"As more surgeons become familiar with long-term clinical data and receive training on the techniques, an increasing number will adopt spinal nonfusion treatments in their practice and concerns regarding long-term efficacy will recede," Vankessel said. "The release of new spinal nonfusion products will result in an influx of favorable clinical data and increased marketing of these new devices and technologies, fueling physician awareness and adoption."
Spinal Kinetics reported the implantation of the first patient with the company's M6-L artificial lumbar disc earlier this year. According to the company, the disc is an advanced-generation artificial disc designed to replace an intervertebral disc damaged by disc degeneration.
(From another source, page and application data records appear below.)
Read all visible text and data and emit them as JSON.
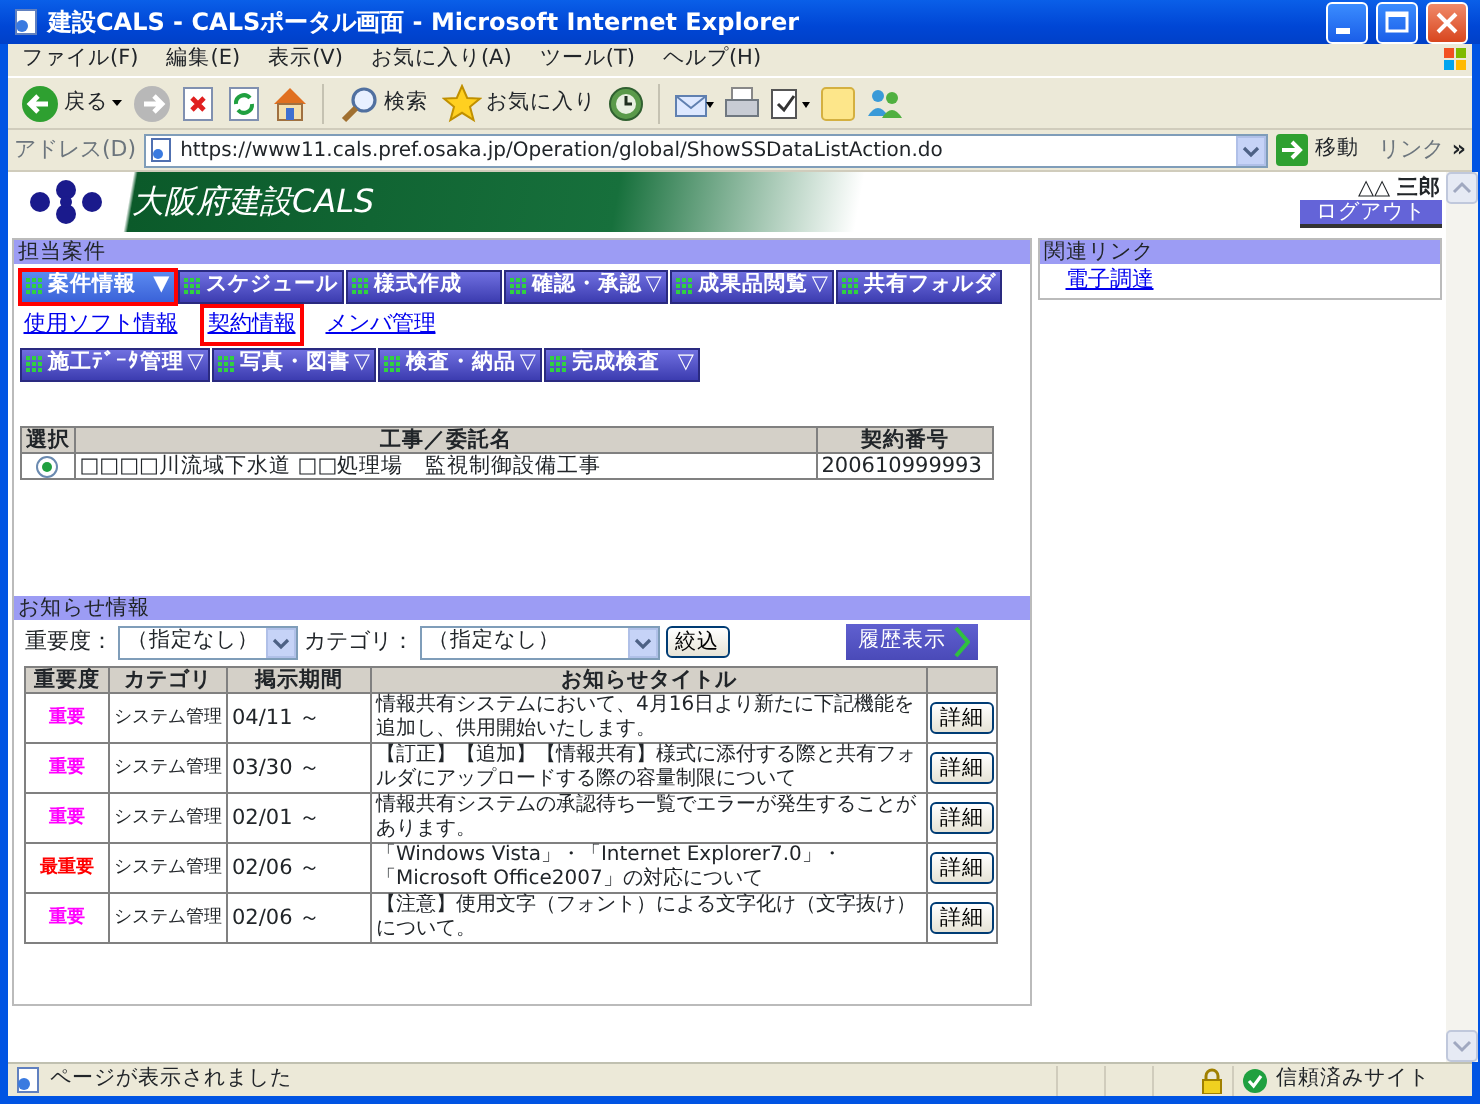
{
  "window": {
    "title": "建設CALS - CALSポータル画面 - Microsoft Internet Explorer"
  },
  "menu_bar": [
    "ファイル(F)",
    "編集(E)",
    "表示(V)",
    "お気に入り(A)",
    "ツール(T)",
    "ヘルプ(H)"
  ],
  "toolbar": [
    {
      "kind": "back",
      "label": "戻る"
    },
    {
      "kind": "forward"
    },
    {
      "kind": "stop"
    },
    {
      "kind": "refresh"
    },
    {
      "kind": "home"
    },
    {
      "kind": "separator"
    },
    {
      "kind": "search",
      "label": "検索"
    },
    {
      "kind": "favorites",
      "label": "お気に入り"
    },
    {
      "kind": "history"
    },
    {
      "kind": "separator"
    },
    {
      "kind": "mail"
    },
    {
      "kind": "print"
    },
    {
      "kind": "edit"
    },
    {
      "kind": "notes"
    },
    {
      "kind": "messenger"
    }
  ],
  "address_bar": {
    "label": "アドレス(D)",
    "url": "https://www11.cals.pref.osaka.jp/Operation/global/ShowSSDataListAction.do",
    "go": "移動",
    "links": "リンク",
    "more": "»"
  },
  "header": {
    "title": "大阪府建設CALS",
    "user": "△△ 三郎",
    "logout": "ログアウト"
  },
  "cases": {
    "title": "担当案件",
    "menu": [
      {
        "label": "案件情報",
        "arrow": "▼",
        "selected": true
      },
      {
        "label": "スケジュール",
        "selected": false
      },
      {
        "label": "様式作成",
        "selected": false
      },
      {
        "label": "確認・承認",
        "arrow": "▽",
        "selected": false
      },
      {
        "label": "成果品閲覧",
        "arrow": "▽",
        "selected": false
      },
      {
        "label": "共有フォルダ",
        "selected": false
      }
    ],
    "sub_links": [
      {
        "label": "使用ソフト情報",
        "selected": false
      },
      {
        "label": "契約情報",
        "selected": true
      },
      {
        "label": "メンバ管理",
        "selected": false
      }
    ],
    "menu_2": [
      {
        "label": "施工ﾃﾞｰﾀ管理",
        "arrow": "▽",
        "selected": false
      },
      {
        "label": "写真・図書",
        "arrow": "▽",
        "selected": false
      },
      {
        "label": "検査・納品",
        "arrow": "▽",
        "selected": false
      },
      {
        "label": "完成検査",
        "arrow": "▽",
        "selected": false
      }
    ],
    "table": {
      "columns": [
        "選択",
        "工事／委託名",
        "契約番号"
      ],
      "rows": [
        {
          "selected": true,
          "name": "□□□□川流域下水道 □□処理場　監視制御設備工事",
          "number": "200610999993"
        }
      ]
    }
  },
  "notices": {
    "title": "お知らせ情報",
    "filters": [
      {
        "label": "重要度：",
        "value": "（指定なし）"
      },
      {
        "label": "カテゴリ：",
        "value": "（指定なし）"
      }
    ],
    "filter_button": "絞込",
    "history_button": "履歴表示",
    "columns": [
      "重要度",
      "カテゴリ",
      "掲示期間",
      "お知らせタイトル"
    ],
    "rows": [
      {
        "importance": "重要",
        "color": "#ff00ff",
        "category": "システム管理",
        "period": "04/11 ～",
        "title": "情報共有システムにおいて、4月16日より新たに下記機能を追加し、供用開始いたします。",
        "button": "詳細"
      },
      {
        "importance": "重要",
        "color": "#ff00ff",
        "category": "システム管理",
        "period": "03/30 ～",
        "title": "【訂正】【追加】【情報共有】様式に添付する際と共有フォルダにアップロードする際の容量制限について",
        "button": "詳細"
      },
      {
        "importance": "重要",
        "color": "#ff00ff",
        "category": "システム管理",
        "period": "02/01 ～",
        "title": "情報共有システムの承認待ち一覧でエラーが発生することがあります。",
        "button": "詳細"
      },
      {
        "importance": "最重要",
        "color": "#ff0000",
        "category": "システム管理",
        "period": "02/06 ～",
        "title": "「Windows Vista」・「Internet Explorer7.0」・「Microsoft Office2007」の対応について",
        "button": "詳細"
      },
      {
        "importance": "重要",
        "color": "#ff00ff",
        "category": "システム管理",
        "period": "02/06 ～",
        "title": "【注意】使用文字（フォント）による文字化け（文字抜け）について。",
        "button": "詳細"
      }
    ]
  },
  "related": {
    "title": "関連リンク",
    "links": [
      "電子調達"
    ]
  },
  "status_bar": {
    "text": "ページが表示されました",
    "zone": "信頼済みサイト"
  }
}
The company said it is the only replacement disc that replicates the anatomic structure of a natural lumbar disc by incorporating an artificial nucleus and annulus. Together, the nucleus and annulus are designed to provide the same motion characteristics of a natural disc. The device's compressible polymer nucleus is designed to simulate the function of the native nucleus, while the surrounding multi-layer high tensile strength fiber annulus is intended to facilitate a controlled range of motion in multiple directions, Spinal Kinetics said (Medical Device Daily, Feb. 24, 2009).
In April Intrinsic Therapeutics received a CE mark for its Barricaid anular prosthesis for use in reconstructing soft tissues of the spine. According to the company, the Barricaid is a partial disc prosthesis that enables surgeons to directly reconstruct the annulus of the intervertebral disc in patients with lumbar disc herniations and sciatica as part of a standard, minimal access discectomy procedure. Intrinsic noted that the device offers a new surgical strategy by reconstructing the annulus and anchoring it to the vertebral body for a more secure solution (MDD, April 23, 2009).
Interestingly, Vankessel said that in Europe, only the Spanish and Italian spinal nonfusion markets are expected to be negatively impacted by the global economic recession. "Both of these countries are hindered more severely by the negative economy because many hospital budgets were slashed to cut costs and some hospitals weren't even receiving their budgets until over halfway into the year," she said. This caused the hospitals to be very careful with high priced procedures, such as nonfusions, she said.
Vankessel also noted that in the Asia Pacific, the Australian government stopped public reimbursement for both cervical and lumbar artificial discs in 2008. This caused an extremely large drop to procedures for these two segments in the country, she said.
MRG's Global Markets for Spinal Nonfusion Technologies 2009 report evaluates the performance of the spinal nonfusion technology market from 2007 to 2013 in the U.S., Europe and Asia Pacific. Each chapter includes an examination of artificial disc, dynamic stabilization, annulus repair, nuclear disc prosthesis, and facet arthroplasty procedures, as well as average selling prices and sales segmented by procedure. The report also contains an account of the drivers and limiters that will impact the market and analysis of the leading competitors.
Amanda Pedersen; 229-471-4212